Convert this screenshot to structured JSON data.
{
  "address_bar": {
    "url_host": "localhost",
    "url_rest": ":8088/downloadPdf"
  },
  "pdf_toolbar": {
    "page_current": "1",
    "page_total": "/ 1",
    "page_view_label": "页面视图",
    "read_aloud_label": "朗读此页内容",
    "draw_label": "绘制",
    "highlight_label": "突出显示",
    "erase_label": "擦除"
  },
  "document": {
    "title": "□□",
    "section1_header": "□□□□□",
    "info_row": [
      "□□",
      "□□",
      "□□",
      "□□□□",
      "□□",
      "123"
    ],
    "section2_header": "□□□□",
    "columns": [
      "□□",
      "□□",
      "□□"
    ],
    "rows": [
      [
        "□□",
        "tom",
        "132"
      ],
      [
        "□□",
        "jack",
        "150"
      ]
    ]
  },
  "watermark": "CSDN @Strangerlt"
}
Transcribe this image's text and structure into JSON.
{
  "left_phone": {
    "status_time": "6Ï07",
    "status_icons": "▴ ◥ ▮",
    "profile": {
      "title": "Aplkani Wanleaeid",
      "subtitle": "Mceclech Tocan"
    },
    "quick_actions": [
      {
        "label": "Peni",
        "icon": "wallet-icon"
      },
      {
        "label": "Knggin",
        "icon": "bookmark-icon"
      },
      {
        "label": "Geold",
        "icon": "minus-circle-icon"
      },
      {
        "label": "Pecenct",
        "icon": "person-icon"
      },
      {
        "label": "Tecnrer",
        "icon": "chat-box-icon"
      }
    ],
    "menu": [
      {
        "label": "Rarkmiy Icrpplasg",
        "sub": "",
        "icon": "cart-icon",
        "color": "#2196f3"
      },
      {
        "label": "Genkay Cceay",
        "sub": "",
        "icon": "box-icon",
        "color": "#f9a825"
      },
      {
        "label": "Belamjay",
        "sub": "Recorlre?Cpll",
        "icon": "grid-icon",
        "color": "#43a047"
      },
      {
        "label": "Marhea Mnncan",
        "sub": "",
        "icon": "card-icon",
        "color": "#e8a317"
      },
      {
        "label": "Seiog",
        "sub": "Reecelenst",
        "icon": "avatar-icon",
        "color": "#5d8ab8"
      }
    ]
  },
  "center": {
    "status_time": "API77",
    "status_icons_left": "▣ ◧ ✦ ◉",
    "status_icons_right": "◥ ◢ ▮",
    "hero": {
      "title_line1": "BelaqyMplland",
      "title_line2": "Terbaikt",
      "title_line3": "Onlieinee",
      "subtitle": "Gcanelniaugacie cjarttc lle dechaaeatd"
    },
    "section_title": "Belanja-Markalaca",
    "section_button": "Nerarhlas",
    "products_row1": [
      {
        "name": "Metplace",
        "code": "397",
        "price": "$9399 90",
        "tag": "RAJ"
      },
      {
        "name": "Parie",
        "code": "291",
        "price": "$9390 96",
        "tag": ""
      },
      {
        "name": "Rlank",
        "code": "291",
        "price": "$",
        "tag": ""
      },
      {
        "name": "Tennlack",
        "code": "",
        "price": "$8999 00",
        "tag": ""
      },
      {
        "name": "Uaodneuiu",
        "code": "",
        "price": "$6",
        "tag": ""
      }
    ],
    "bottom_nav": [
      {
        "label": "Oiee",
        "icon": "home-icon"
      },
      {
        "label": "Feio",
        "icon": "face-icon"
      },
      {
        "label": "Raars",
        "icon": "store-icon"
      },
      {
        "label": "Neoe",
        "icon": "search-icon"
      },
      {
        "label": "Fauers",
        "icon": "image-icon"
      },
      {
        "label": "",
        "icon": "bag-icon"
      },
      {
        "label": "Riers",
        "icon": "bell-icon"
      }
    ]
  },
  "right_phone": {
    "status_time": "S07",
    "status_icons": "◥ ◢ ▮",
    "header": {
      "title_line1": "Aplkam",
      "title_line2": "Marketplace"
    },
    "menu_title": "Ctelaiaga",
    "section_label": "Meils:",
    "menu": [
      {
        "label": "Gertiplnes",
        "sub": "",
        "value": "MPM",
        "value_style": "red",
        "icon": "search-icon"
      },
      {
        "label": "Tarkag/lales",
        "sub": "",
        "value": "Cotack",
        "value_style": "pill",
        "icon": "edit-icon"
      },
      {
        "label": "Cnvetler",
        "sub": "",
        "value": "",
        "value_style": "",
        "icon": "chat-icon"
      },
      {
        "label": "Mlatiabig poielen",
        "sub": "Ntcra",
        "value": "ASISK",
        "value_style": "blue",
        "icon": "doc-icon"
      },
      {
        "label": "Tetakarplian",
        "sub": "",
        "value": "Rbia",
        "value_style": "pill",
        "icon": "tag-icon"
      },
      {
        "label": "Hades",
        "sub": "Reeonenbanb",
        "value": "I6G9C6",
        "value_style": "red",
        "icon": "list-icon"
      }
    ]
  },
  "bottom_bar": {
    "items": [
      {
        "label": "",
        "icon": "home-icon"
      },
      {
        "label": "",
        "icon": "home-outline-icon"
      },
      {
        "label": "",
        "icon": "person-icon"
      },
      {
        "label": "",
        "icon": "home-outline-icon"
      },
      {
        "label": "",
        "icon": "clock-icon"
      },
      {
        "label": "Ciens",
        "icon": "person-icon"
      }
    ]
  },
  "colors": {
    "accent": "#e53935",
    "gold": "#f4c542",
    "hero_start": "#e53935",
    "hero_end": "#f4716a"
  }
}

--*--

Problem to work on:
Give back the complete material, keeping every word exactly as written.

Response box:
Convert this screenshot to structured JSON data.
{
  "address_bar": {
    "url_host": "localhost",
    "url_rest": ":8088/downloadPdf"
  },
  "pdf_toolbar": {
    "page_current": "1",
    "page_total": "/ 1",
    "page_view_label": "页面视图",
    "read_aloud_label": "朗读此页内容",
    "draw_label": "绘制",
    "highlight_label": "突出显示",
    "erase_label": "擦除"
  },
  "document": {
    "title": "□□",
    "section1_header": "□□□□□",
    "info_row": [
      "□□",
      "□□",
      "□□",
      "□□□□",
      "□□",
      "123"
    ],
    "section2_header": "□□□□",
    "columns": [
      "□□",
      "□□",
      "□□"
    ],
    "rows": [
      [
        "□□",
        "tom",
        "132"
      ],
      [
        "□□",
        "jack",
        "150"
      ]
    ]
  },
  "watermark": "CSDN @Strangerlt"
}
Transcribe this image's text and structure into JSON.
{
  "left_phone": {
    "status_time": "6Ï07",
    "status_icons": "▴ ◥ ▮",
    "profile": {
      "title": "Aplkani Wanleaeid",
      "subtitle": "Mceclech Tocan"
    },
    "quick_actions": [
      {
        "label": "Peni",
        "icon": "wallet-icon"
      },
      {
        "label": "Knggin",
        "icon": "bookmark-icon"
      },
      {
        "label": "Geold",
        "icon": "minus-circle-icon"
      },
      {
        "label": "Pecenct",
        "icon": "person-icon"
      },
      {
        "label": "Tecnrer",
        "icon": "chat-box-icon"
      }
    ],
    "menu": [
      {
        "label": "Rarkmiy Icrpplasg",
        "sub": "",
        "icon": "cart-icon",
        "color": "#2196f3"
      },
      {
        "label": "Genkay Cceay",
        "sub": "",
        "icon": "box-icon",
        "color": "#f9a825"
      },
      {
        "label": "Belamjay",
        "sub": "Recorlre?Cpll",
        "icon": "grid-icon",
        "color": "#43a047"
      },
      {
        "label": "Marhea Mnncan",
        "sub": "",
        "icon": "card-icon",
        "color": "#e8a317"
      },
      {
        "label": "Seiog",
        "sub": "Reecelenst",
        "icon": "avatar-icon",
        "color": "#5d8ab8"
      }
    ]
  },
  "center": {
    "status_time": "API77",
    "status_icons_left": "▣ ◧ ✦ ◉",
    "status_icons_right": "◥ ◢ ▮",
    "hero": {
      "title_line1": "BelaqyMplland",
      "title_line2": "Terbaikt",
      "title_line3": "Onlieinee",
      "subtitle": "Gcanelniaugacie cjarttc lle dechaaeatd"
    },
    "section_title": "Belanja-Markalaca",
    "section_button": "Nerarhlas",
    "products_row1": [
      {
        "name": "Metplace",
        "code": "397",
        "price": "$9399 90",
        "tag": "RAJ"
      },
      {
        "name": "Parie",
        "code": "291",
        "price": "$9390 96",
        "tag": ""
      },
      {
        "name": "Rlank",
        "code": "291",
        "price": "$",
        "tag": ""
      },
      {
        "name": "Tennlack",
        "code": "",
        "price": "$8999 00",
        "tag": ""
      },
      {
        "name": "Uaodneuiu",
        "code": "",
        "price": "$6",
        "tag": ""
      }
    ],
    "bottom_nav": [
      {
        "label": "Oiee",
        "icon": "home-icon"
      },
      {
        "label": "Feio",
        "icon": "face-icon"
      },
      {
        "label": "Raars",
        "icon": "store-icon"
      },
      {
        "label": "Neoe",
        "icon": "search-icon"
      },
      {
        "label": "Fauers",
        "icon": "image-icon"
      },
      {
        "label": "",
        "icon": "bag-icon"
      },
      {
        "label": "Riers",
        "icon": "bell-icon"
      }
    ]
  },
  "right_phone": {
    "status_time": "S07",
    "status_icons": "◥ ◢ ▮",
    "header": {
      "title_line1": "Aplkam",
      "title_line2": "Marketplace"
    },
    "menu_title": "Ctelaiaga",
    "section_label": "Meils:",
    "menu": [
      {
        "label": "Gertiplnes",
        "sub": "",
        "value": "MPM",
        "value_style": "red",
        "icon": "search-icon"
      },
      {
        "label": "Tarkag/lales",
        "sub": "",
        "value": "Cotack",
        "value_style": "pill",
        "icon": "edit-icon"
      },
      {
        "label": "Cnvetler",
        "sub": "",
        "value": "",
        "value_style": "",
        "icon": "chat-icon"
      },
      {
        "label": "Mlatiabig poielen",
        "sub": "Ntcra",
        "value": "ASISK",
        "value_style": "blue",
        "icon": "doc-icon"
      },
      {
        "label": "Tetakarplian",
        "sub": "",
        "value": "Rbia",
        "value_style": "pill",
        "icon": "tag-icon"
      },
      {
        "label": "Hades",
        "sub": "Reeonenbanb",
        "value": "I6G9C6",
        "value_style": "red",
        "icon": "list-icon"
      }
    ]
  },
  "bottom_bar": {
    "items": [
      {
        "label": "",
        "icon": "home-icon"
      },
      {
        "label": "",
        "icon": "home-outline-icon"
      },
      {
        "label": "",
        "icon": "person-icon"
      },
      {
        "label": "",
        "icon": "home-outline-icon"
      },
      {
        "label": "",
        "icon": "clock-icon"
      },
      {
        "label": "Ciens",
        "icon": "person-icon"
      }
    ]
  },
  "colors": {
    "accent": "#e53935",
    "gold": "#f4c542",
    "hero_start": "#e53935",
    "hero_end": "#f4716a"
  }
}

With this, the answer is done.